The current study examined the relation between the ratio of baseline to treatment sessions and how differences in this ratio can influence estimation of treatment effect size from temporally adjacent baseline and treatment phases of any single-case experimental design (SCED). The current study describes how Bayesian statistical analyses can be used to aggregate treatment outcomes across subjects to meta-analyze SCED data. One-third of all A versus B comparisons (based upon simulated average values) did have a 10% or more bias, with the vast majority of the bias being substantially fewer data points in baseline compared to treatment sessions. SCEDs require relatively steady state responding; thus researchers may run relatively more B sessions compared to A sessions in the course of visually inspecting graphically depicted data. When the standard deviation for the number of A sessions was approximately twice as large or more than the B phase standard deviation, the degree of AB sessions ratio bias decreased substantially. SCED practitioners can use results of the current study to determine the potential benefits of running additional baseline or treatment sessions.
|Number of pages||13|
|Journal||Evidence-Based Communication Assessment and Intervention|

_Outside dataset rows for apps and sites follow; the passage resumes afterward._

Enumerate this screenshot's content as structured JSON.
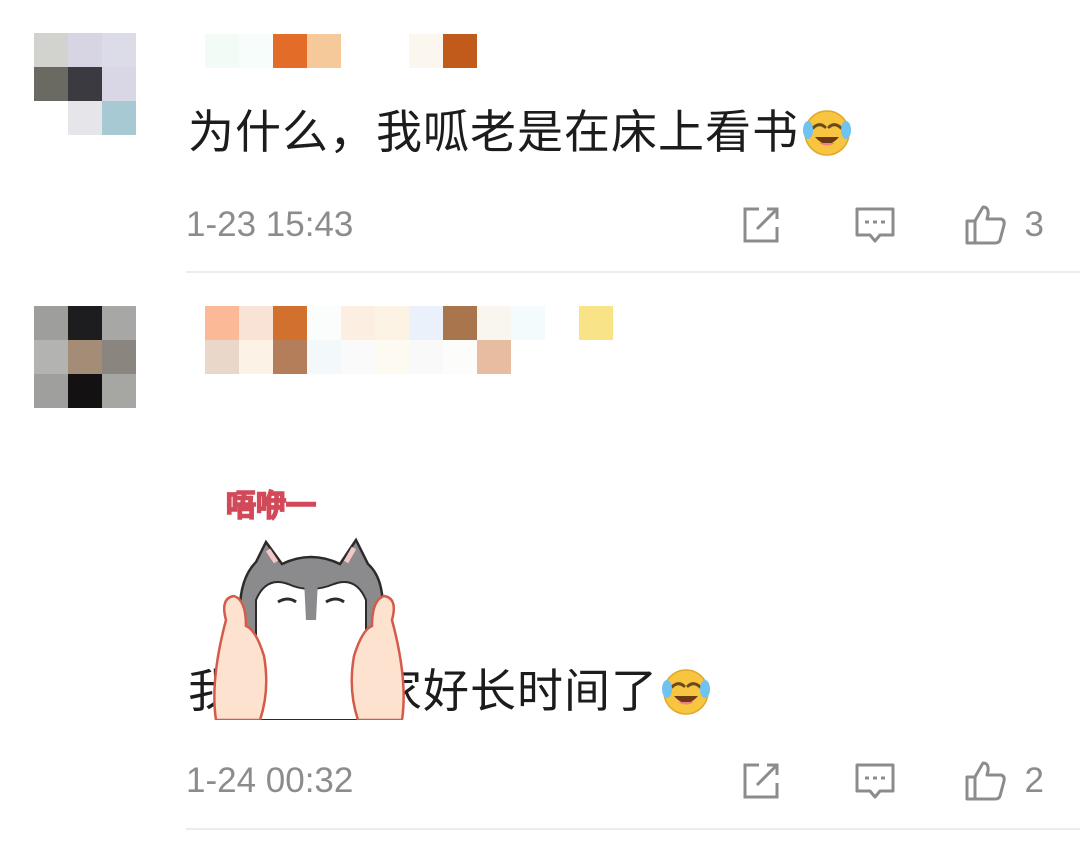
{
  "comments": [
    {
      "text": "为什么，我呱老是在床上看书",
      "emoji": "laughing-crying-emoji",
      "time": "1-23 15:43",
      "likes": "3"
    },
    {
      "text": "我家蛙离家好长时间了",
      "emoji": "laughing-crying-emoji",
      "sticker_text": "唔咿一",
      "time": "1-24 00:32",
      "likes": "2"
    }
  ],
  "colors": {
    "meta_text": "#8c8c8c",
    "icon": "#8c8c8c",
    "divider": "#ececec",
    "emoji_face": "#f7c540"
  },
  "icons": [
    "share-icon",
    "reply-icon",
    "thumbs-up-icon"
  ]
}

|State||Published - Apr 2 2020|
- Bayesian statistics
- single case experimental design
- single subject research